Appeals & Response Plans
- Tropical Cyclone Sagar - May 2018
- Ethiopia: Floods and Landslides - Apr 2018
- Ethiopia: Floods - Aug 2017
- Ethiopia: Measles Outbreak - May 2017
- East Africa: Armyworm Infestation - Mar 2017
- Ethiopia: Acute Watery Diarrhoea (AWD) Outbreak - May 2016
- Ethiopia: Floods - Apr 2016
- Ethiopia: Floods - Oct 2015
- Ethiopia: Drought - 2015-2019
- Ethiopia: Floods - Oct 2014
Most read reports
- Multi-dimensional Child Deprivation in Ethiopia - First National Estimates
- UNHCR welcomes Ethiopia law granting more rights to refugees
- U.S. Committee for Refugees and Immigrants Applauds Ethiopia’s New Refugee Law
- Operational Plan for Rapid Response: Internal Displacement around Kamashi and Assosa (Benishangul Gumuz) and East and West Wollega (Oromia), 26 December 2018
- UN Entities Support Ethiopia’s Quest for Policy Coherence for SDGs
The Danish Refugee Council is present in some of the worst hit areas and helps people, who are affected by the escalating ‘four famines’ in Africa and Yemen.
More than 20 million people are facing famine in the crisis currently escalating several places in African and Yemen. This has caused the UN to issue its largest appeal in the organizations history. The Danish Refugee Council is present in many of the worst affected areas and is working extensively to help.
By reviewing existing initiatives, frameworks and commitments in the search of durable solutions in the region, this study conducted by Samuel Hall looks at good practices, challenges and opportunities. The objective is to have a better understanding of the current landscape in order to improve coordination and to inform a learning and capacity development agenda across stakeholders.
Good practices, challenges and opportunities in the search of durable solutions
Shelter, protection, access to water and food – needs are basic for the thousands of Somalis seeking refuge in Dollow, a remote area of Somalia. Unmet, these needs have immediate and immense impact on health and survival in the makeshift camps, and can eventually cost lives. Danish Refugee Council is on the ground providing essential emergency assistance in Dollow.
DRC / NRC: Durable Solutions – Somali refugee perspectives
More than a quarter of the Somali population have fled their country since civil war broke out in 1991. Millions remain in displacement in the region. What are their perspectives on the future? Do they believe in eventual return to Somalia? These are among the themes explored in the report ‘Durable Solutions’.
One year after famine was first declared in Somalia, millions of people continue to struggle with consequences of the historic 2011 drought in the Horn of Africa. Limited access to aid in many areas and inadequate rainfall hamper rehabilitation and food security. However, in the midst of continued displacement and distress there are little signs of improvement – some even conveyed as poetry.
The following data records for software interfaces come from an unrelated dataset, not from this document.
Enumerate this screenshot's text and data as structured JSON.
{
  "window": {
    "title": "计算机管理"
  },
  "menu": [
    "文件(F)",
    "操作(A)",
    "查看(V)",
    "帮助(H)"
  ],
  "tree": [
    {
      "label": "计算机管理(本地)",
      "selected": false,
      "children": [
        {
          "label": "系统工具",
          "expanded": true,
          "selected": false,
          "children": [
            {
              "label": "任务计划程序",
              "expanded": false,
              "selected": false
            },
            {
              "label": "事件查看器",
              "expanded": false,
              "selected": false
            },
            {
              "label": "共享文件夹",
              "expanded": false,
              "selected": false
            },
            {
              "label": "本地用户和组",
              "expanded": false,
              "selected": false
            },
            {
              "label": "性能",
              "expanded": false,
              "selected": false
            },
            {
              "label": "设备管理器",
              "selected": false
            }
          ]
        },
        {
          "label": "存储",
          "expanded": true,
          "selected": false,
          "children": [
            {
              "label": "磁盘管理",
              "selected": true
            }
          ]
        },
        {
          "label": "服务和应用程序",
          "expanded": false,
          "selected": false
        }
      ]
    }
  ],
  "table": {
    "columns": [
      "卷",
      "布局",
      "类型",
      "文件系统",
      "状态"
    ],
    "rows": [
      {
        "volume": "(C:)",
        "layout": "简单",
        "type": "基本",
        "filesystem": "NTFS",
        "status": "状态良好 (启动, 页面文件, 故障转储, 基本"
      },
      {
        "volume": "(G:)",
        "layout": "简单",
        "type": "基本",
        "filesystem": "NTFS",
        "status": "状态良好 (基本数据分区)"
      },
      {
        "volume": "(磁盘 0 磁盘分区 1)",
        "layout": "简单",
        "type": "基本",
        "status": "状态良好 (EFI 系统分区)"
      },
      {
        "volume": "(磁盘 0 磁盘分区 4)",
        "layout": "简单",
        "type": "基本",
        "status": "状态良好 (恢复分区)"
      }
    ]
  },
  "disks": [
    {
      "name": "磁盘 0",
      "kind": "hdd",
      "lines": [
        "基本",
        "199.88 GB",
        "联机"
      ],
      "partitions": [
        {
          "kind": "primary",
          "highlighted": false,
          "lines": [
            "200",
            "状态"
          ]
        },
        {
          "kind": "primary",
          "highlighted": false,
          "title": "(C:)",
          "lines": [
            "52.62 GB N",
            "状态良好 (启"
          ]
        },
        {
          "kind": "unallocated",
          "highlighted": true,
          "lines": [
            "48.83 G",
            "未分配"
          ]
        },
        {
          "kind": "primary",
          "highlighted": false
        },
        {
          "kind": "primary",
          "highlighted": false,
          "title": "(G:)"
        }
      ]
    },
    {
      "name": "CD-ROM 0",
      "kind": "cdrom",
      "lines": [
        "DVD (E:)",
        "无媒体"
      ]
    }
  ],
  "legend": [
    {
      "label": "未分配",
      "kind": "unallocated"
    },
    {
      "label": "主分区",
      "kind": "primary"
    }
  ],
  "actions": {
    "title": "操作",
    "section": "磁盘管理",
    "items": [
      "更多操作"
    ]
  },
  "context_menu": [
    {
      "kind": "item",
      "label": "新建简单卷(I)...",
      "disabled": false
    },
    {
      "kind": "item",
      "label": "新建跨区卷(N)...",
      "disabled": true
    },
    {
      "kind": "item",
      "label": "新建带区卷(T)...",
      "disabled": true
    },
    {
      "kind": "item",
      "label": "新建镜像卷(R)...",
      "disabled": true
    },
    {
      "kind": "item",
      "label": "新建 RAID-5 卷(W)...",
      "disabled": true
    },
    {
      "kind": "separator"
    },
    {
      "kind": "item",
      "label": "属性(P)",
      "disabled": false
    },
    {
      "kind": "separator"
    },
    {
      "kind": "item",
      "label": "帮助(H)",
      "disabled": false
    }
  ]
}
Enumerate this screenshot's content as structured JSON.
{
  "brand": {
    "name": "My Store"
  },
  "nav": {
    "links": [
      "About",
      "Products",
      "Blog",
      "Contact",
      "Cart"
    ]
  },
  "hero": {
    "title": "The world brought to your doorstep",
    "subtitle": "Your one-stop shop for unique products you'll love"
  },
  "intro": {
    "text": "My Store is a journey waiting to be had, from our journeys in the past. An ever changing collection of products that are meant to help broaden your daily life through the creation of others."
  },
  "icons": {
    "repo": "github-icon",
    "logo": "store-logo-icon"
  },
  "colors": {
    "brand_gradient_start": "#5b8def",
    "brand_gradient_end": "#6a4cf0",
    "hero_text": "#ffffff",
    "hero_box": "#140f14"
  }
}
The cost of saving a life in Somalia is small but the volume of people in need of help is large and growing. Danish Refugee Council has received funding from the EU Humanitarian Fund to provide relief - for even more people.
Drought in South Central Somalia has created a significantly worsened humanitarian situation during the past six months. Furthermore, renewed fighting and growing instability is adding to the urgency of securing relief aid to the victims of the humanitarian crisis.
Fighting between TFG forces (Transitional Federal Government) and al-Shabaab is expected to escalate and continue over the coming months.
Climate changes in the Horn of Africa have increased the number of refugees in need of humanitarian aid from the International Society as the prolonged drought has dismantled the traditional survival mechanisms in the area.
The conflict in Somalia centred round the capital Mogadishu is growing worse day by day, and at the same time both Somalia and Ethiopia have experienced a prolonged drought.